The flat grasslands of the Northern Wastes turned into forests of pine and newly-greened larches and birch, patches of snow purple in their shadows. They traveled miles through these trees until the road burst into in the open, traveling along the shoreline of a lake so large it could fairly be called an inland sea. Islands greater and smaller rose up from its surface, the small crowned with gray stone buildings, the larger with villages. Boats plied the water and clustered on the many docks; how cold it must be on their decks. At any other time, Mattie might have found the scenery charming and exotic. Now she looked only for opportunities to escape--and saw none.

Chapter 7 Part 3 | Son in Sorrow | IHGK Book 2

"Dunley? No," said Mattie, keeping her voice as blank and calm as she could despite her jittering insides. "My stepfather's name was Ambleson. It's the name he gave me."

Adrik laughed. "One of the things I love about you, Mattie, is that you're terrible at subterfuge. Your emotions cover you head to toe. You fell in love with me the first day, when you twisted your ankle, didn't you? My sweet girl, I would marry you no matter what your name is. I don't use my real name either."

Was Adrik in similar circumstances? Not long ago, when she lived in Reggiston and didn't have to lie about her name and didn't know whose daughter she was, she would never have considered the suit of a bastard. She couldn't very well put herself above one now, could she? She burrowed closer to him, and he hugged her tight. "If my name is not to be Mistress Adrikov, then, what is it to be?"

"I am Adrik Antremont, some day to be styled Adrin of Tremont."

Chapter 7 Part 2 | Son in Sorrow | IHGK Book 2

The two priests of Harla unrolled the canvas: a stretcher, a red silk tassel tied in black thread dangling from the ends of its black poles.

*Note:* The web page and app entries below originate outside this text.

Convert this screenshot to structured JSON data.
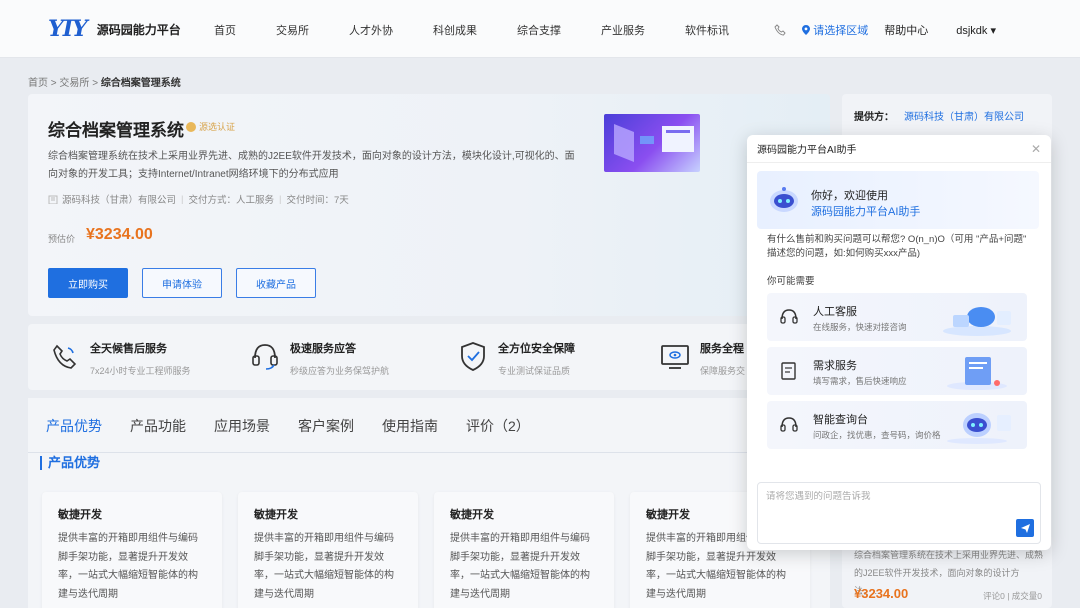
{
  "header": {
    "logo_mark": "YIY",
    "logo_text": "源码园能力平台",
    "nav": [
      "首页",
      "交易所",
      "人才外协",
      "科创成果",
      "综合支撑",
      "产业服务",
      "软件标讯"
    ],
    "region": "请选择区域",
    "help": "帮助中心",
    "user": "dsjkdk"
  },
  "breadcrumb": {
    "home": "首页",
    "exchange": "交易所",
    "current": "综合档案管理系统",
    "sep": ">"
  },
  "product": {
    "title": "综合档案管理系统",
    "badge": "源选认证",
    "description": "综合档案管理系统在技术上采用业界先进、成熟的J2EE软件开发技术，面向对象的设计方法，模块化设计,可视化的、面向对象的开发工具；支持Internet/Intranet网络环境下的分布式应用",
    "company": "源码科技（甘肃）有限公司",
    "delivery": "交付方式：人工服务",
    "delivery_time": "交付时间：7天",
    "price_label": "预估价",
    "price": "¥3234.00",
    "buy_label": "立即购买",
    "trial_label": "申请体验",
    "fav_label": "收藏产品"
  },
  "services": [
    {
      "title": "全天候售后服务",
      "sub": "7x24小时专业工程师服务"
    },
    {
      "title": "极速服务应答",
      "sub": "秒级应答为业务保驾护航"
    },
    {
      "title": "全方位安全保障",
      "sub": "专业测试保证品质"
    },
    {
      "title": "服务全程",
      "sub": "保障服务交"
    }
  ],
  "tabs": [
    "产品优势",
    "产品功能",
    "应用场景",
    "客户案例",
    "使用指南",
    "评价（2）"
  ],
  "section_title": "产品优势",
  "features": [
    {
      "title": "敏捷开发",
      "text": "提供丰富的开箱即用组件与编码脚手架功能，显著提升开发效率，一站式大幅缩短智能体的构建与迭代周期"
    },
    {
      "title": "敏捷开发",
      "text": "提供丰富的开箱即用组件与编码脚手架功能，显著提升开发效率，一站式大幅缩短智能体的构建与迭代周期"
    },
    {
      "title": "敏捷开发",
      "text": "提供丰富的开箱即用组件与编码脚手架功能，显著提升开发效率，一站式大幅缩短智能体的构建与迭代周期"
    },
    {
      "title": "敏捷开发",
      "text": "提供丰富的开箱即用组件与编码脚手架功能，显著提升开发效率，一站式大幅缩短智能体的构建与迭代周期"
    }
  ],
  "right": {
    "provider_label": "提供方：",
    "provider": "源码科技（甘肃）有限公司",
    "desc": "综合档案管理系统在技术上采用业界先进、成熟的J2EE软件开发技术，面向对象的设计方法，...",
    "price": "¥3234.00",
    "stats": "评论0 | 成交量0"
  },
  "chat": {
    "title": "源码园能力平台AI助手",
    "welcome_line1": "你好，欢迎使用",
    "welcome_line2": "源码园能力平台AI助手",
    "question": "有什么售前和购买问题可以帮您? O(n_n)O（可用 \"产品+问题\" 描述您的问题，如:如何购买xxx产品)",
    "maybe": "你可能需要",
    "options": [
      {
        "title": "人工客服",
        "sub": "在线服务，快速对接咨询",
        "icon": "headset-icon"
      },
      {
        "title": "需求服务",
        "sub": "填写需求，售后快速响应",
        "icon": "form-icon"
      },
      {
        "title": "智能查询台",
        "sub": "问政企，找优惠，查号码，询价格",
        "icon": "headset-icon"
      }
    ],
    "input_placeholder": "请将您遇到的问题告诉我"
  },
  "colors": {
    "accent": "#1f6fe0",
    "price": "#e8731e"
  }
}
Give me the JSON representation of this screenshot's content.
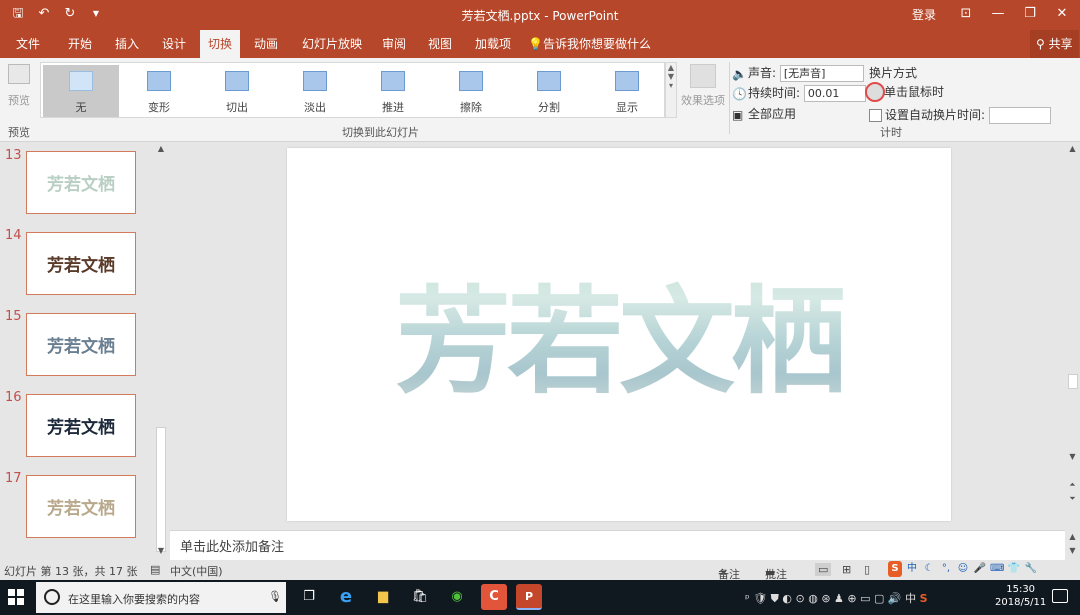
{
  "title": "芳若文栖.pptx - PowerPoint",
  "titlebar": {
    "login": "登录",
    "minimize": "—",
    "restore": "❐",
    "close": "✕",
    "ribbon_opts": "⊡"
  },
  "qat": {
    "save": "🖫",
    "undo": "↶",
    "redo": "↻",
    "custom": "▼"
  },
  "menu": {
    "tabs": [
      "文件",
      "开始",
      "插入",
      "设计",
      "切换",
      "动画",
      "幻灯片放映",
      "审阅",
      "视图",
      "加载项"
    ],
    "active": "切换",
    "tellme": "告诉我你想要做什么",
    "share": "共享"
  },
  "ribbon": {
    "preview_label": "预览",
    "preview_group": "预览",
    "gallery_group": "切换到此幻灯片",
    "transitions": [
      "无",
      "变形",
      "切出",
      "淡出",
      "推进",
      "擦除",
      "分割",
      "显示"
    ],
    "selected": "无",
    "effect_options": "效果选项",
    "timing_group": "计时",
    "sound_label": "声音:",
    "sound_value": "[无声音]",
    "duration_label": "持续时间:",
    "duration_value": "00.01",
    "apply_all": "全部应用",
    "advance_heading": "换片方式",
    "on_click": "单击鼠标时",
    "after_time": "设置自动换片时间:"
  },
  "slides": [
    {
      "number": "13",
      "text": "芳若文栖",
      "color": "#b9cfc4"
    },
    {
      "number": "14",
      "text": "芳若文栖",
      "color": "#5a3b2a"
    },
    {
      "number": "15",
      "text": "芳若文栖",
      "color": "#6a7f91"
    },
    {
      "number": "16",
      "text": "芳若文栖",
      "color": "#1e2a3a"
    },
    {
      "number": "17",
      "text": "芳若文栖",
      "color": "#b9a98c"
    }
  ],
  "main_slide": {
    "text": "芳若文栖"
  },
  "notes_placeholder": "单击此处添加备注",
  "status": {
    "slide_info": "幻灯片 第 13 张，共 17 张",
    "language": "中文(中国)",
    "notes": "备注",
    "comments": "批注"
  },
  "ime": [
    "S",
    "中",
    "☾",
    "°,",
    "☺",
    "🎤",
    "⌨",
    "👕",
    "🔧"
  ],
  "taskbar": {
    "search_placeholder": "在这里输入你要搜索的内容",
    "time": "15:30",
    "date": "2018/5/11",
    "tray_lang": "中",
    "tray_ime": "S"
  }
}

They spread it on the hearth rug as the priestess manipulated the corpse's arm back and forth at the elbow. "Still somewhat bendable, but not for long," she said.

The priests positioned Pawl's Mistress on the canvas as best they could, and the priestess spread the white sheet over her; all four Friends raised their hoods and the two junior priests picked up the stretcher poles. Somehow the tassels' sway and the lump under the sheet broke free the whimper Pawl had been holding back for two hours. Mistress was dead, and he was responsible. If he hadn't helped Mr Adrikov and Miss--but how was he to know this would happen?

Chapter 1 Part 6 | Son in Sorrow | IHGK Book 2

Early spring in Corland could hardly be called spring at all, especially in the little city of Arren. It sat far to the north, just on Tremont's side of the border with the Northern Wastes, and winter loved it far too much to leave on time. Downy snow still fell from the sky, determined to smother the streets like an overstuffed featherbed. Mattisanis Ambleson--the former Mattie Dunley of Meadow House, Whithorse Estate--thought it beautiful. The cold rimed everything in brilliant, magical whiteness, hushed, as a breath held. Or perhaps lost. Ever since meeting Adrik Adrikov just after Neya's Day the year before, she had been breathless.

Chapter 17 Part 7 | Lovers and Beloveds | IHGK Book 1

Neya's Day flower buntings no longer arched above the streets of Arren, but a soft, flowery mood still hung over the town, weeks after the festival. The winter's coal smoke had finally blown away with the snow, leaving the air clear and the sky a fragile but unbroken blue. Mattie Dunley, now Mattie Ambleson, walked through the streets toward Arren's market square, and saw none of it.

Get an exclusive free ebook from the world of the Intimate History! Exclusive content, contests, new releases and more.